Because stock is being offered to non-accredited public investors, the company has had to spend several years jumping through bureaucratic hoops—compiling financial disclosures, going through SEC audits, and creating comprehensive documentation of business practices to be shared with prospective shareholders. Parker Clay has partnered with Canadian web platform DealMaker, which has helped develop an e-commerce experience for buyers that is nearly as easy as purchasing one of the company’s bags online, Bentley said. Through an investment microsite, Parker Clay is offering Class B stock at 50 cents per share with a minimum investment of $500.

The brand's factory employs 200 workers, most of whom are women.
Parker Clay
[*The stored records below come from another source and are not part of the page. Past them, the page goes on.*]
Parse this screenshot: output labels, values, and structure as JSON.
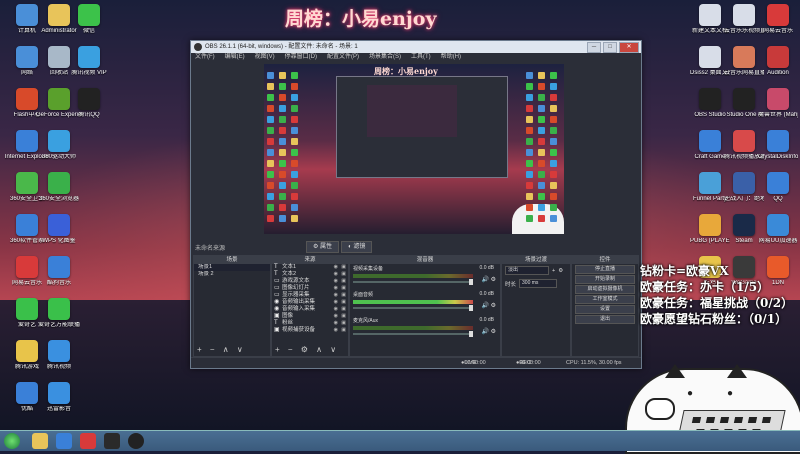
{
  "banner": {
    "title": "周榜：小易enjoy"
  },
  "overlay": {
    "line1": "钻粉卡=欧豪VX",
    "line2": "欧豪任务：办卡（1/5）",
    "line3": "欧豪任务：福星挑战（0/2）",
    "line4": "欧豪愿望钻石粉丝：（0/1）"
  },
  "desktop_left": [
    {
      "label": "计算机",
      "color": "#4a8fd8"
    },
    {
      "label": "Administrator",
      "color": "#e8c45a"
    },
    {
      "label": "微信",
      "color": "#3cc24a"
    },
    {
      "label": "网络",
      "color": "#4a8fd8"
    },
    {
      "label": "回收站",
      "color": "#a8b8c8"
    },
    {
      "label": "腾讯视频 VIP",
      "color": "#3aa0e0"
    },
    {
      "label": "Flash中心",
      "color": "#d84a2a"
    },
    {
      "label": "GeForce Experience",
      "color": "#5aa02c"
    },
    {
      "label": "腾讯QQ",
      "color": "#222222"
    },
    {
      "label": "Internet Explorer",
      "color": "#3a80d8"
    },
    {
      "label": "360驱动大师",
      "color": "#3aa0e0"
    },
    {
      "label": "",
      "color": "#000000"
    },
    {
      "label": "360安全卫士",
      "color": "#4ab84a"
    },
    {
      "label": "360安全浏览器",
      "color": "#3ab04a"
    },
    {
      "label": "",
      "color": "#000000"
    },
    {
      "label": "360软件管家",
      "color": "#3a80d8"
    },
    {
      "label": "WPS 化图鉴",
      "color": "#3a60d8"
    },
    {
      "label": "",
      "color": "#000000"
    },
    {
      "label": "网易云音乐",
      "color": "#d83a3a"
    },
    {
      "label": "酷狗音乐",
      "color": "#3a80d8"
    },
    {
      "label": "",
      "color": "#000000"
    },
    {
      "label": "爱奇艺",
      "color": "#3ac04a"
    },
    {
      "label": "爱奇艺万能联播",
      "color": "#3ac04a"
    },
    {
      "label": "",
      "color": "#000000"
    },
    {
      "label": "腾讯游戏",
      "color": "#e8c44a"
    },
    {
      "label": "腾讯视频",
      "color": "#3a90e0"
    },
    {
      "label": "",
      "color": "#000000"
    },
    {
      "label": "优酷",
      "color": "#3a80d8"
    },
    {
      "label": "迅雷影音",
      "color": "#3a90e0"
    }
  ],
  "desktop_right": [
    {
      "label": "新建文本文档",
      "color": "#d8dde8"
    },
    {
      "label": "云音乐乐视频直播",
      "color": "#d8dde8"
    },
    {
      "label": "网易云音乐",
      "color": "#d83a3a"
    },
    {
      "label": "Dsiss2 桌面文件",
      "color": "#d8dde8"
    },
    {
      "label": "云音乐网易直播",
      "color": "#d87a5a"
    },
    {
      "label": "Audition",
      "color": "#c83a3a"
    },
    {
      "label": "OBS Studio",
      "color": "#222222"
    },
    {
      "label": "Studio One 4",
      "color": "#222222"
    },
    {
      "label": "魔兽世界 (Mahjong)",
      "color": "#c84a6a"
    },
    {
      "label": "Craft Game",
      "color": "#3a80d8"
    },
    {
      "label": "腾讯视频播放器",
      "color": "#d84a4a"
    },
    {
      "label": "CrystalDiskInfo",
      "color": "#3a80d8"
    },
    {
      "label": "Funnel Party",
      "color": "#4aa0d8"
    },
    {
      "label": "逆战入门：绝地求生",
      "color": "#3a60a8"
    },
    {
      "label": "QQ",
      "color": "#3a80d8"
    },
    {
      "label": "PUBG (PLAYERU...)",
      "color": "#e8a83a"
    },
    {
      "label": "Steam",
      "color": "#1a2a48"
    },
    {
      "label": "网易UU加速器",
      "color": "#3a8ad8"
    },
    {
      "label": "吃鸡",
      "color": "#e8c44a"
    },
    {
      "label": "WeGame",
      "color": "#3a3a3a"
    },
    {
      "label": "1DN",
      "color": "#e85a2a"
    }
  ],
  "obs": {
    "window_title": "OBS 26.1.1 (64-bit, windows) - 配置文件: 未命名 - 场景: 1",
    "menu": [
      "文件(F)",
      "编辑(E)",
      "视图(V)",
      "停靠窗口(D)",
      "配置文件(P)",
      "场景集合(S)",
      "工具(T)",
      "帮助(H)"
    ],
    "win_min": "─",
    "win_max": "□",
    "win_close": "✕",
    "preview_title": "周榜：小易enjoy",
    "status_label": "未命名来源",
    "tab_properties": "属性",
    "tab_filters": "滤镜",
    "scenes": {
      "header": "场景",
      "items": [
        "场景1",
        "场景 2"
      ]
    },
    "sources": {
      "header": "来源",
      "items": [
        {
          "icon": "T",
          "label": "文本1"
        },
        {
          "icon": "T",
          "label": "文本2"
        },
        {
          "icon": "▭",
          "label": "游戏源文本"
        },
        {
          "icon": "▭",
          "label": "图像幻灯片"
        },
        {
          "icon": "▭",
          "label": "显示器采集"
        },
        {
          "icon": "◉",
          "label": "音频输出采集"
        },
        {
          "icon": "◉",
          "label": "音频输入采集"
        },
        {
          "icon": "▣",
          "label": "图像"
        },
        {
          "icon": "T",
          "label": "粉丝"
        },
        {
          "icon": "▣",
          "label": "视频捕获设备"
        }
      ]
    },
    "mixer": {
      "header": "混音器",
      "channels": [
        {
          "name": "视频采集设备",
          "db": "0.0 dB"
        },
        {
          "name": "桌面音频",
          "db": "0.0 dB"
        },
        {
          "name": "麦克风/Aux",
          "db": "0.0 dB"
        }
      ]
    },
    "transitions": {
      "header": "场景过渡",
      "selected": "淡出",
      "duration_label": "时长",
      "duration": "300 ms"
    },
    "controls": {
      "header": "控件",
      "buttons": [
        "停止直播",
        "开始录制",
        "启动虚拟摄像机",
        "工作室模式",
        "设置",
        "退出"
      ]
    },
    "statusbar": {
      "live_label": "LIVE:",
      "live_time": "00:00:00",
      "rec_label": "REC:",
      "rec_time": "00:00:00",
      "cpu": "CPU: 11.5%, 30.00 fps"
    }
  },
  "taskbar": {
    "items": [
      "start",
      "explorer",
      "ie",
      "netease",
      "lol",
      "obs"
    ]
  }
}
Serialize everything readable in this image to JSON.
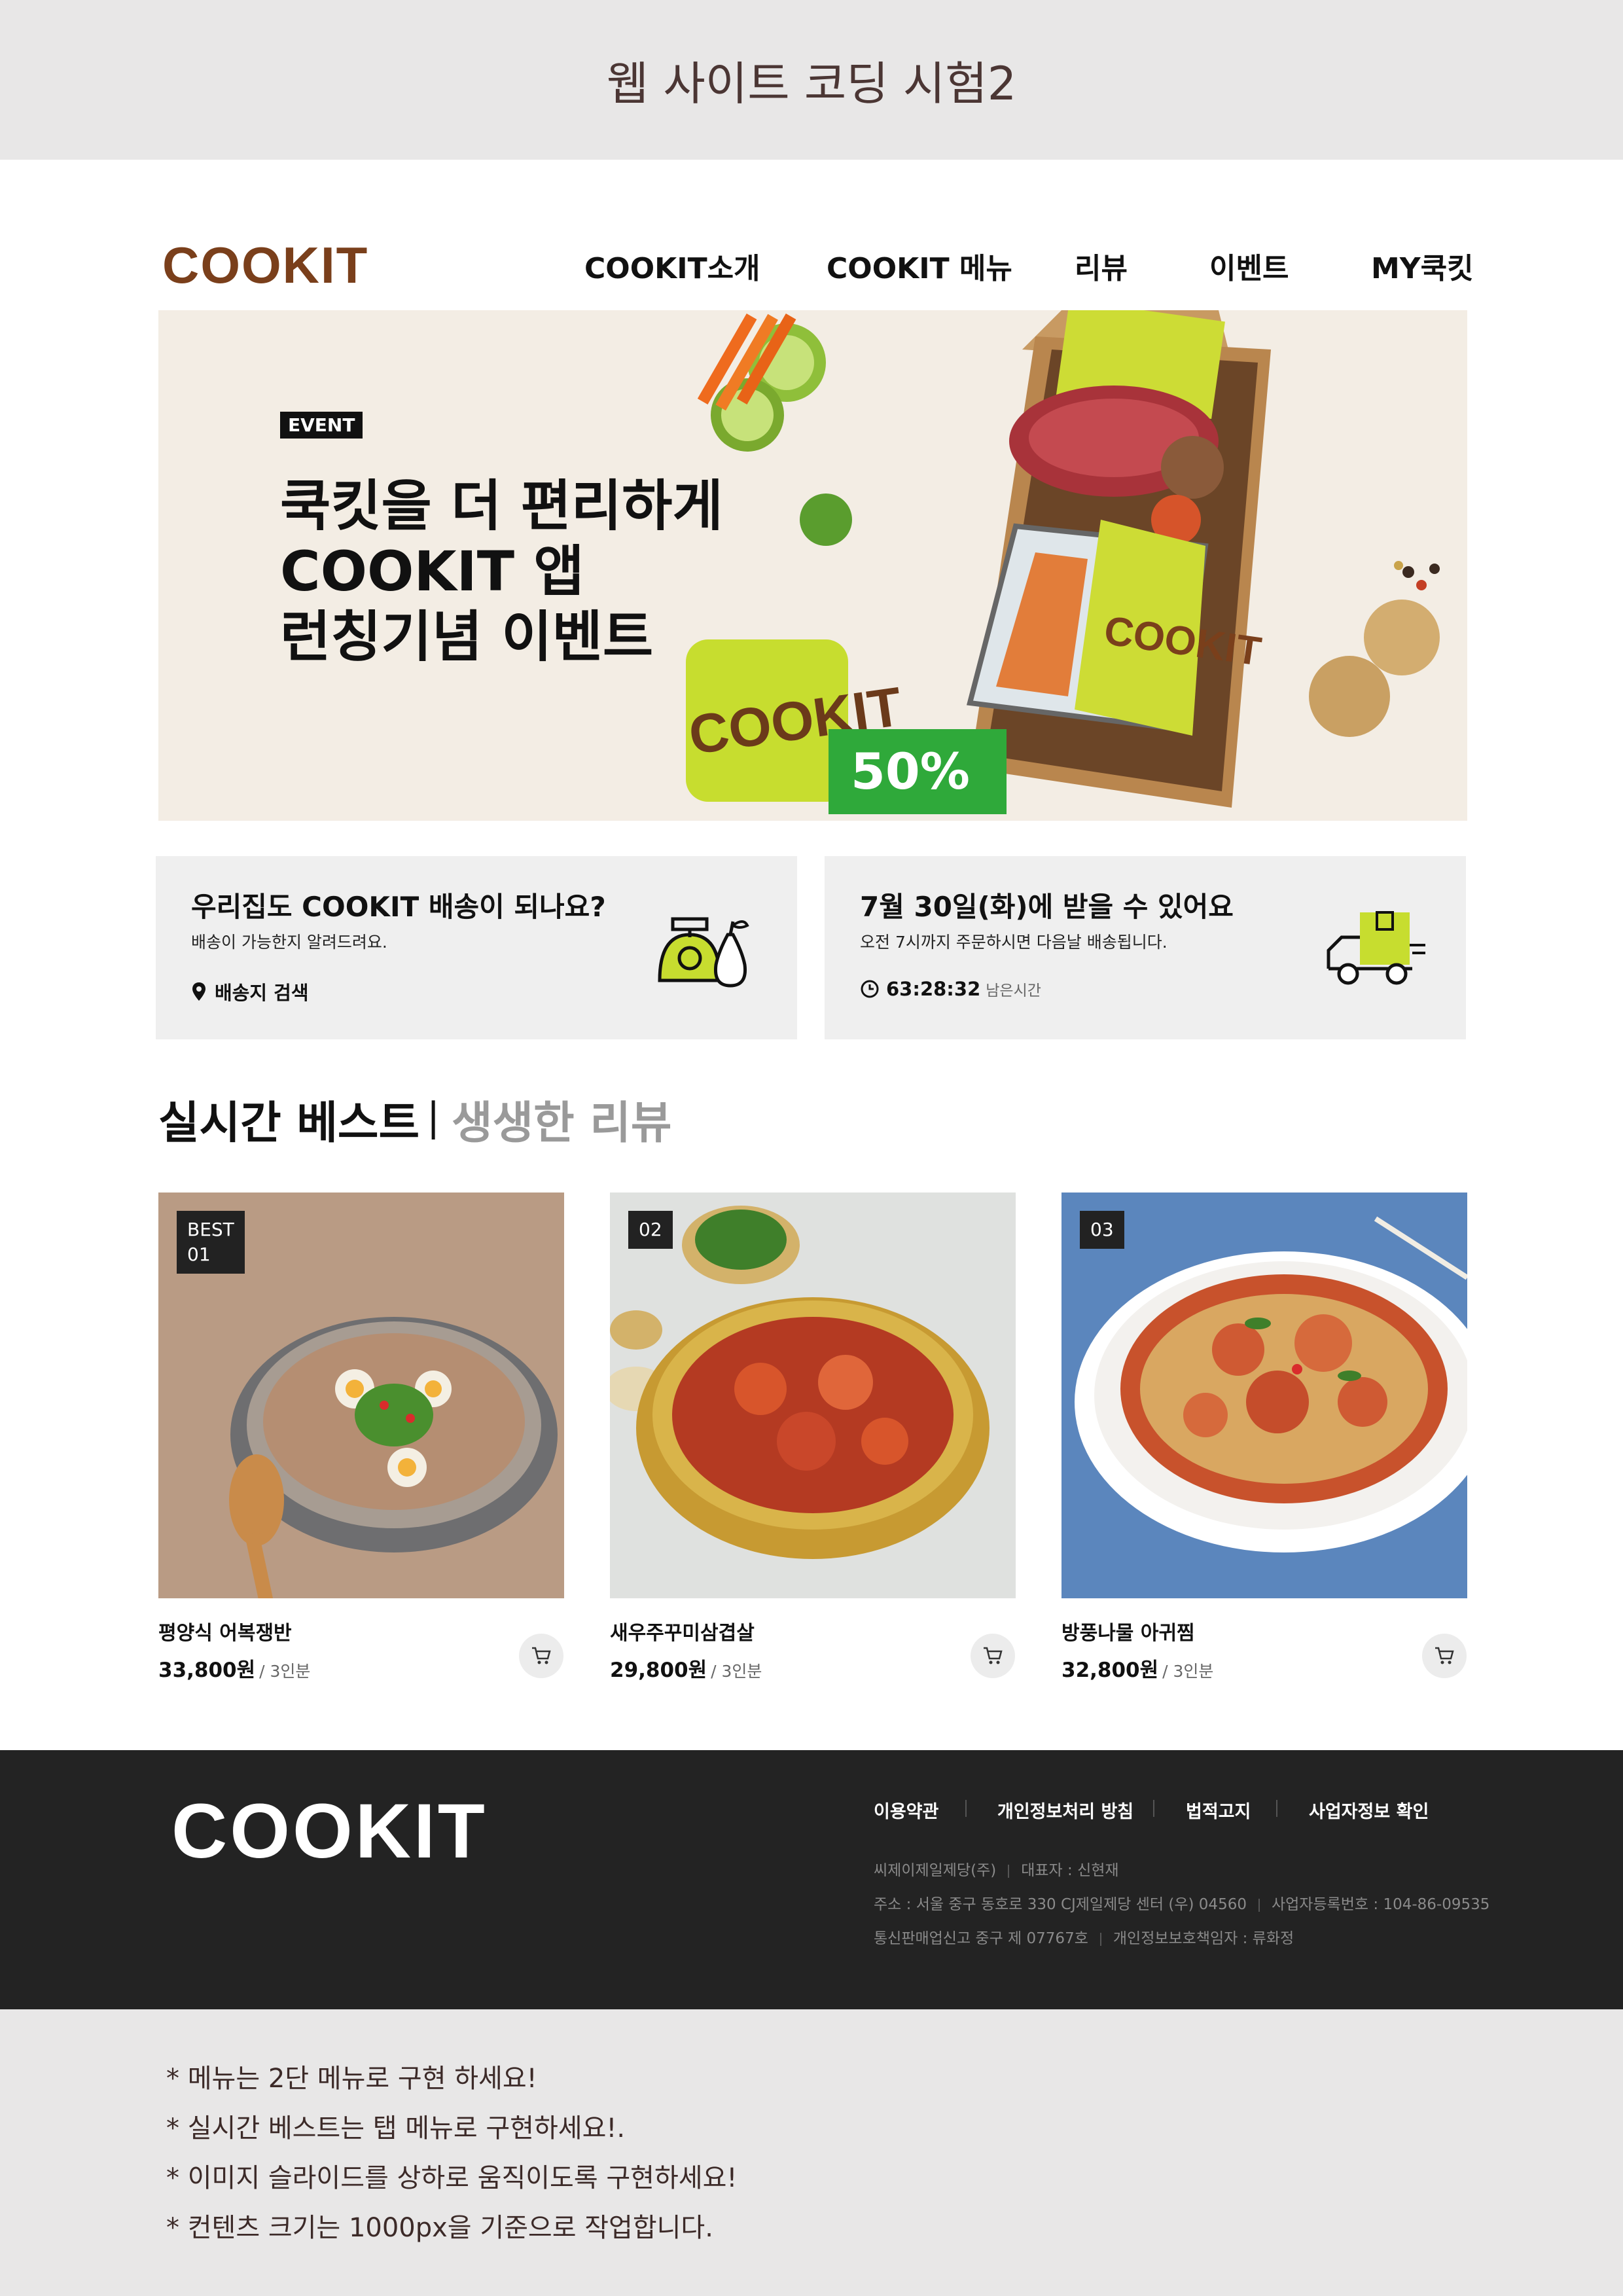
{
  "top_banner": {
    "title": "웹 사이트 코딩 시험2"
  },
  "header": {
    "logo": "COOKIT",
    "nav": [
      "COOKIT소개",
      "COOKIT 메뉴",
      "리뷰",
      "이벤트",
      "MY쿡킷"
    ]
  },
  "hero": {
    "badge": "EVENT",
    "lines": [
      "쿡킷을 더 편리하게",
      "COOKIT 앱",
      "런칭기념 이벤트"
    ],
    "app_logo": "COOKIT",
    "discount": "50%",
    "box_label": "COOKIT"
  },
  "info_cards": [
    {
      "title": "우리집도 COOKIT 배송이 되나요?",
      "subtitle": "배송이 가능한지 알려드려요.",
      "action": "배송지 검색"
    },
    {
      "title": "7월 30일(화)에 받을 수 있어요",
      "subtitle": "오전 7시까지 주문하시면 다음날 배송됩니다.",
      "timer": "63:28:32",
      "timer_label": "남은시간"
    }
  ],
  "best_section": {
    "tab_active": "실시간 베스트",
    "separator": "|",
    "tab_inactive": "생생한 리뷰",
    "products": [
      {
        "badge_line1": "BEST",
        "badge_line2": "01",
        "name": "평양식 어복쟁반",
        "price": "33,800원",
        "unit": "/ 3인분"
      },
      {
        "badge_line1": "02",
        "badge_line2": "",
        "name": "새우주꾸미삼겹살",
        "price": "29,800원",
        "unit": "/ 3인분"
      },
      {
        "badge_line1": "03",
        "badge_line2": "",
        "name": "방풍나물 아귀찜",
        "price": "32,800원",
        "unit": "/ 3인분"
      }
    ]
  },
  "footer": {
    "logo": "COOKIT",
    "links": [
      "이용약관",
      "개인정보처리 방침",
      "법적고지",
      "사업자정보 확인"
    ],
    "company": "씨제이제일제당(주)",
    "ceo": "대표자 : 신현재",
    "address": "주소 : 서울 중구 동호로 330 CJ제일제당 센터 (우) 04560",
    "biz_no": "사업자등록번호 : 104-86-09535",
    "mail_order": "통신판매업신고 중구 제 07767호",
    "privacy_officer": "개인정보보호책임자 : 류화정"
  },
  "notes": [
    "* 메뉴는 2단 메뉴로 구현 하세요!",
    "* 실시간 베스트는 탭 메뉴로 구현하세요!.",
    "* 이미지 슬라이드를 상하로 움직이도록 구현하세요!",
    "* 컨텐츠 크기는 1000px을 기준으로 작업합니다."
  ],
  "colors": {
    "brand": "#7a3f1b",
    "lime": "#c9dd2b",
    "green": "#2fa93a",
    "footer_bg": "#232323",
    "banner_bg": "#e8e7e7"
  }
}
Bentley said Parker Clay plans to invest the capital it raises into hiring, machinery and a brick-and-mortar strategy. With demand outpacing supply in recent seasons, the company isn’t in a place where it can forge wholesale partnerships. Generating $20 million in revenue last year, Parker Clay has seen 76 percent year-over-year growth. It wants to build its factory workforce and create new workstations, which include sewing machines and other leatherworking tools. “We’re at about 200 employees in total at our factory, and the capacity is between 400 to 500,” the CEO said. “So we’ve got room to more than double what we’ve currently got, and the efficiencies also increase…so we really think this could triple or quadruple in terms of what our capacity is at our factory.”

Since opening its Addis Ababa, Ethiopia factory in 2018, Parker Clay has streamlined its product development process and is ready to scale. “This year, we’ve innovated new products and we can go from idea to market sometimes in a matter of weeks,” he said, noting that owning its manufacturing has helped to shorten design-to-production timelines and increase speed to market.

CCO Brittany Bentley said the brand will expand upon its range of leather goods.
Parker Clay

Expansion is also key to supporting the company’s ESG mission to create more economic opportunity in the region, Brittany Bentley said. Parker Clay has been soliciting input from government and non-profit sources to assess and address the needs of the community through the pandemic and the civil war that ended last month. The directive from those parties has been “to just create more employment, especially for vulnerable women, and do that by creating jobs that are sustainable for them,” the chief creative officer said. Many women are providing for families, and are eager to learn skills that will be broadly marketable “even after Parker Clay.” Ian Bentley added that the company’s presence in Ethiopia has an impact on upstream suppliers such as farmers as well as the logistics workforce that enables the DTC to process shipments to the U.S., and growing the manufacturing base will increase those opportunities.

Brittany Bentley, who leads product design, said Parker Clay plans to “stick with leather goods and really continue to excel in that category,” making use of the artisan labor force it has cultivated. “There’s still a lot of designs we’re looking forward to strengthening, as far as fashion trends or colorways and different styles for how things are changing in the world,” she said, pointing to the recent trend toward smaller handbags.

The DTC player is also expanding its retail footprint, opening its first four stores in the California cities of Santa Barbara, San Luis Obispo and Los Angeles as well as Denver during 2021 and 2022. “There’s been a lot of growth in that this past year, and we’re looking at other opportunities in some of our target cities this coming next year as well,” she said. The fundraising campaign will dictate future openings.

The brand hopes to expand capacity through investments in hiring and machinery.

Physical retail has turned out to be an important proving ground for consumers increasingly seeking to experience, not just transact, the CEO said. Storytelling is easier in person, and the brand’s social impact is on display each time a shopper purchases a bag. “When someone buys a product, we remove the tag and write on the back how many hours of empowerment that bag created,” he said. Those tags are displayed on store walls.

“It’s about bringing the community into an experience and into the stores as well,” he said. “We think there’s a lot more opportunity out there like that.”